§ Task:
Below are records; count how many of their lines contain the word "badge" and give the number alone.

§ Materials provided:
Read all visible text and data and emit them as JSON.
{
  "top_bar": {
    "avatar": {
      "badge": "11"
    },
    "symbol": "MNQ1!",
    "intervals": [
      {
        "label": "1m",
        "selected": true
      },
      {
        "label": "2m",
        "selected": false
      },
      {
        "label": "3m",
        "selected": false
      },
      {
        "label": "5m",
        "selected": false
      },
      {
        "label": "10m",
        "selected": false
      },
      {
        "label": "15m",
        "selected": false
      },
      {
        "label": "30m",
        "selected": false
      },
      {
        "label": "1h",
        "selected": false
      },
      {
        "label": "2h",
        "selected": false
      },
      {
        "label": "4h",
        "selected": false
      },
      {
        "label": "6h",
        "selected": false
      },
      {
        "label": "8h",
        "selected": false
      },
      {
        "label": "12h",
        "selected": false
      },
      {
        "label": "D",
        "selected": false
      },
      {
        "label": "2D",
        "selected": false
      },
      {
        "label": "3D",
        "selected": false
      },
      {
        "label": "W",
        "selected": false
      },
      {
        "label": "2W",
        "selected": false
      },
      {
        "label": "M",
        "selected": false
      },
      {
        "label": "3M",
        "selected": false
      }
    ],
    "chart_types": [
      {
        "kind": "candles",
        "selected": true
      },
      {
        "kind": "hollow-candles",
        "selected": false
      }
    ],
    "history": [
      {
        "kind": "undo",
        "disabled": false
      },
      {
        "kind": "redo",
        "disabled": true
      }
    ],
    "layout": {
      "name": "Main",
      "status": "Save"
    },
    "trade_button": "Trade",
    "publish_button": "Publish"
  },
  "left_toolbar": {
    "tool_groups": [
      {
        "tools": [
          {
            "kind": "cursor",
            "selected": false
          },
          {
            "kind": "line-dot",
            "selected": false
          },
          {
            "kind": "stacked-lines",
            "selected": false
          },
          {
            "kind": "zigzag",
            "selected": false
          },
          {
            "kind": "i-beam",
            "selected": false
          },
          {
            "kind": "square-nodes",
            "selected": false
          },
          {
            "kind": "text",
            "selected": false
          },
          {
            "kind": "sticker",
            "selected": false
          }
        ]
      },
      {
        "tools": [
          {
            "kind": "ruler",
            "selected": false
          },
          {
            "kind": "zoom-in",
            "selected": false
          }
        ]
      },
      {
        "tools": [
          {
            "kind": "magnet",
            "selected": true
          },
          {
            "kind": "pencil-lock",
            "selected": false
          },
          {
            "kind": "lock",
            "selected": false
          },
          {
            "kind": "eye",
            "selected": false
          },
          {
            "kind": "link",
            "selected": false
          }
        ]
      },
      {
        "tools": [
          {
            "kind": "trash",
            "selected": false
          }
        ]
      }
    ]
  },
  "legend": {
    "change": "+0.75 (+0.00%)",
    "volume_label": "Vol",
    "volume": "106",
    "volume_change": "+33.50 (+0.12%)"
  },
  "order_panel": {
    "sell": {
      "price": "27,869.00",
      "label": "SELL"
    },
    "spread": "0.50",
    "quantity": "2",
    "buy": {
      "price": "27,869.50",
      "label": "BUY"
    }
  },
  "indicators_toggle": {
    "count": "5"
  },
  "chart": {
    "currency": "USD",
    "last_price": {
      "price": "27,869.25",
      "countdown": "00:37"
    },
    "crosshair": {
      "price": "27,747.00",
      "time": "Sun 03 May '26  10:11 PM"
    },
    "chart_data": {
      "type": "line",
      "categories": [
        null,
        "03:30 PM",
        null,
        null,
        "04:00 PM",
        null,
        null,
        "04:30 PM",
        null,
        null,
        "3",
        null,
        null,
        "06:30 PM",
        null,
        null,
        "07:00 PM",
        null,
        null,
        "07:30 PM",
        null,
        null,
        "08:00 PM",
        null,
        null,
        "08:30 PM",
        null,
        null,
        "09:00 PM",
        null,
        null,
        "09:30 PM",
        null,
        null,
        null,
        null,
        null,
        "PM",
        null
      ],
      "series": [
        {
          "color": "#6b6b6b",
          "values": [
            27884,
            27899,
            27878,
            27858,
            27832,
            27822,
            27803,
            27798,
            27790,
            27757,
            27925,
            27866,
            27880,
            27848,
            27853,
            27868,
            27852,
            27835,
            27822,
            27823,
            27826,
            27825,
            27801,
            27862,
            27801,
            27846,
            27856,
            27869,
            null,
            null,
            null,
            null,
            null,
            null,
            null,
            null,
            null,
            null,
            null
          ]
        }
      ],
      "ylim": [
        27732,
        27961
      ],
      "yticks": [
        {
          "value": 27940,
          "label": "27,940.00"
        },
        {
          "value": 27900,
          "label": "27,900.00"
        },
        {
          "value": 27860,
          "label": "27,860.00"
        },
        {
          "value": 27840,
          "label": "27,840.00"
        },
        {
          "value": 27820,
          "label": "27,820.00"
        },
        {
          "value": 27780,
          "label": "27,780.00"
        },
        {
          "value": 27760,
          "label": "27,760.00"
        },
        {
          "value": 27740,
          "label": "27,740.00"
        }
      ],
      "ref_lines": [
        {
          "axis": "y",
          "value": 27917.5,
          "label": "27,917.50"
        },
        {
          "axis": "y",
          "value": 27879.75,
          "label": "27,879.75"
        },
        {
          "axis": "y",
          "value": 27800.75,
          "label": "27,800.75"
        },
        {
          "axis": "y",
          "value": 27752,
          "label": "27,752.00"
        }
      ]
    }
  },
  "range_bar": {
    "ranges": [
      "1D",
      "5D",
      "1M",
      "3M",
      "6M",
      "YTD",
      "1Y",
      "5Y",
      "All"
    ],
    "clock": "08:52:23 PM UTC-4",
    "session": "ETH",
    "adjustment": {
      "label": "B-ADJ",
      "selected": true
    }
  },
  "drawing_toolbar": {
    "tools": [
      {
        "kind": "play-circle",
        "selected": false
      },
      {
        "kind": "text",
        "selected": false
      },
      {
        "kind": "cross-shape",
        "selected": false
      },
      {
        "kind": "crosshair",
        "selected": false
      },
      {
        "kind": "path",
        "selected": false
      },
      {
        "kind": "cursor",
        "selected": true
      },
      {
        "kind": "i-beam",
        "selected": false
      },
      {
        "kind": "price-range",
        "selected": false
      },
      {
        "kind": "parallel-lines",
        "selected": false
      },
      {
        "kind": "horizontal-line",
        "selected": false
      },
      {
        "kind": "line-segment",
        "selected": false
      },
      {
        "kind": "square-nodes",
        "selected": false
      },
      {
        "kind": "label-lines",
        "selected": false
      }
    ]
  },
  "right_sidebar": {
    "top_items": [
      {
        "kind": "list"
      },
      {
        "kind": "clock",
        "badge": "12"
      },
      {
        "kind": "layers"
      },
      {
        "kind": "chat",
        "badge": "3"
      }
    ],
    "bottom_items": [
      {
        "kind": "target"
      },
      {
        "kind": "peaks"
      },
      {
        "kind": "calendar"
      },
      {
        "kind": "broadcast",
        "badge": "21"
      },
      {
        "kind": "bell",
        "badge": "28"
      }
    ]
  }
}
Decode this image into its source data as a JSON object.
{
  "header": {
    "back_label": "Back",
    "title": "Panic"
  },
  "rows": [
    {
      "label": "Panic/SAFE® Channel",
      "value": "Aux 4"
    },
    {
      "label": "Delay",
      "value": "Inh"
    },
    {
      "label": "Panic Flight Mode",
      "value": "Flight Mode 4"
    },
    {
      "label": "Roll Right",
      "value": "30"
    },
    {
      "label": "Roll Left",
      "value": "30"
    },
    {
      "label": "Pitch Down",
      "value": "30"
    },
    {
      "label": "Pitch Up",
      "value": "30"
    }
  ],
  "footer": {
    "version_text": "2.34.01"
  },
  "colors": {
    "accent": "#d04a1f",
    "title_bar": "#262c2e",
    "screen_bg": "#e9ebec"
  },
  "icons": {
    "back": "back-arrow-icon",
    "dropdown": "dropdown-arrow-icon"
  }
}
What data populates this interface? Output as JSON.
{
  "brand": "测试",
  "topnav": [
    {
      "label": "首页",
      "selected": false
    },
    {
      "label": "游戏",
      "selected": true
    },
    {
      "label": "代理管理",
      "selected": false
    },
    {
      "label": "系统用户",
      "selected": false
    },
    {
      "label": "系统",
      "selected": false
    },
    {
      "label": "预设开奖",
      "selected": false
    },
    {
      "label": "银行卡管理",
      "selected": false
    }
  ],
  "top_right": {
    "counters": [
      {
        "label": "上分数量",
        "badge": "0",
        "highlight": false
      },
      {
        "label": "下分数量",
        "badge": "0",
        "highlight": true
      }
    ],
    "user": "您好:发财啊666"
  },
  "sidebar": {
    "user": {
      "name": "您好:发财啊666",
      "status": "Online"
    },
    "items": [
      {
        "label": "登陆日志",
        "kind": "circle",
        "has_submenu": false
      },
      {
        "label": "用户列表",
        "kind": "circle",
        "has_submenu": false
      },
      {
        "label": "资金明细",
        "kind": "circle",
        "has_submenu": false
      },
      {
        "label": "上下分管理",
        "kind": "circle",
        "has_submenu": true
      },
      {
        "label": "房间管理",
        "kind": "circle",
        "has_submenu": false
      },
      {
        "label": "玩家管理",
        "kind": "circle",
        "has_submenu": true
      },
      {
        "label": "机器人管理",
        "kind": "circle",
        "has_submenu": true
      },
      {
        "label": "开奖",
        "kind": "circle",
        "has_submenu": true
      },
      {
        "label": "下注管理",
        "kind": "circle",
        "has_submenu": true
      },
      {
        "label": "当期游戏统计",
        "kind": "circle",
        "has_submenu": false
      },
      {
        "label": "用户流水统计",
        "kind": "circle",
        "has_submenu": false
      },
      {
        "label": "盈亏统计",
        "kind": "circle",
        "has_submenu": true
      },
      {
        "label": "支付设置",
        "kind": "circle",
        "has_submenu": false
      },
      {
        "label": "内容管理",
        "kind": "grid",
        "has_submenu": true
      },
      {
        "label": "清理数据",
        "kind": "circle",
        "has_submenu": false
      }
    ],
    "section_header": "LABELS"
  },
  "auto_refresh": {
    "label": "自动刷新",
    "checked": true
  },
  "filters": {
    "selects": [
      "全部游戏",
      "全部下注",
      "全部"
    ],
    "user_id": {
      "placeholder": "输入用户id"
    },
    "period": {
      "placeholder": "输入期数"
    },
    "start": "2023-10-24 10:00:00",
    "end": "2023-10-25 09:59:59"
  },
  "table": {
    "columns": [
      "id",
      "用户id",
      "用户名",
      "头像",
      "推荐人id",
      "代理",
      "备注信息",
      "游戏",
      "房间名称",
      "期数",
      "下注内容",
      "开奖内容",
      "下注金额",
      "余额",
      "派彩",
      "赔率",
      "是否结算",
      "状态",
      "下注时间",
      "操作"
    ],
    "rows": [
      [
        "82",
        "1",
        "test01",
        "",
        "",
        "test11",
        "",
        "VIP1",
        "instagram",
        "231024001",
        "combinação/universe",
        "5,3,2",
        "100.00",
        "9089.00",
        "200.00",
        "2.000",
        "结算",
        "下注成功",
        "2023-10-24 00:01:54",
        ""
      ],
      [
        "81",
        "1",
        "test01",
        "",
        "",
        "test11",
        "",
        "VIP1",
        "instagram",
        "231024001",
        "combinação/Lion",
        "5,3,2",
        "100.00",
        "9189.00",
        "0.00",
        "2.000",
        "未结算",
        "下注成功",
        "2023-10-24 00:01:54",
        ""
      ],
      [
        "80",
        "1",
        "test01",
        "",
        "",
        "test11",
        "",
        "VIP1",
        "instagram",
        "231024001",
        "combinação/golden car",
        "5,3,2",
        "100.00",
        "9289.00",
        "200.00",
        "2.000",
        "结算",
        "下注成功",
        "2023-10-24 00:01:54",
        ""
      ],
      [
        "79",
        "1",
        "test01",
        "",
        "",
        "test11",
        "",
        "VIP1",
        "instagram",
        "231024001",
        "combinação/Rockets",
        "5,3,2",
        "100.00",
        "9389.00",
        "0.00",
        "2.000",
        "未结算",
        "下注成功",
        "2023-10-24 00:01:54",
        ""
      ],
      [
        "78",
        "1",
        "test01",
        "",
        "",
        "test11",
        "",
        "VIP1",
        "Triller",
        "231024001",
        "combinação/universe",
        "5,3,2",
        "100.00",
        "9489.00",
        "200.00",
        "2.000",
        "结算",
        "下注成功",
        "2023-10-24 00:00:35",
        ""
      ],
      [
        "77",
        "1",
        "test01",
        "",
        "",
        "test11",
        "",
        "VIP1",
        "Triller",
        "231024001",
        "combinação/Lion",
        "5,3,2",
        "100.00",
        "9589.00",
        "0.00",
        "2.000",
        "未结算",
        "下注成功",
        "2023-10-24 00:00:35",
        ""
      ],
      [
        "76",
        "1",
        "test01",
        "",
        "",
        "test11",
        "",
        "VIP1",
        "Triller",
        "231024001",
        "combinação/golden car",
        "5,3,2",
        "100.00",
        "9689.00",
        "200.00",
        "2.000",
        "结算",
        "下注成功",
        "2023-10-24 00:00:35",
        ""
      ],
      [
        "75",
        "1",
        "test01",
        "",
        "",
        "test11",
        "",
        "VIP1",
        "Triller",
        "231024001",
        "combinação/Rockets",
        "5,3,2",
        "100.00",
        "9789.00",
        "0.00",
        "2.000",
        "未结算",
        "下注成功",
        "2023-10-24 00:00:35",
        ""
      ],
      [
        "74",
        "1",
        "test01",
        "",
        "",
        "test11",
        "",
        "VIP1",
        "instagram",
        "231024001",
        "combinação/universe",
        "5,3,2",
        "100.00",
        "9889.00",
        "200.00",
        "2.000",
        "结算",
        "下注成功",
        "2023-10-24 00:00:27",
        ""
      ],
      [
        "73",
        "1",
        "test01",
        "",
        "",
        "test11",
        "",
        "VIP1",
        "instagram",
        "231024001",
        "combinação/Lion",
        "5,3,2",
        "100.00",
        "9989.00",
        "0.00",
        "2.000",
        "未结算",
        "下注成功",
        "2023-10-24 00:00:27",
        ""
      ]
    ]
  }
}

§ Task result:
7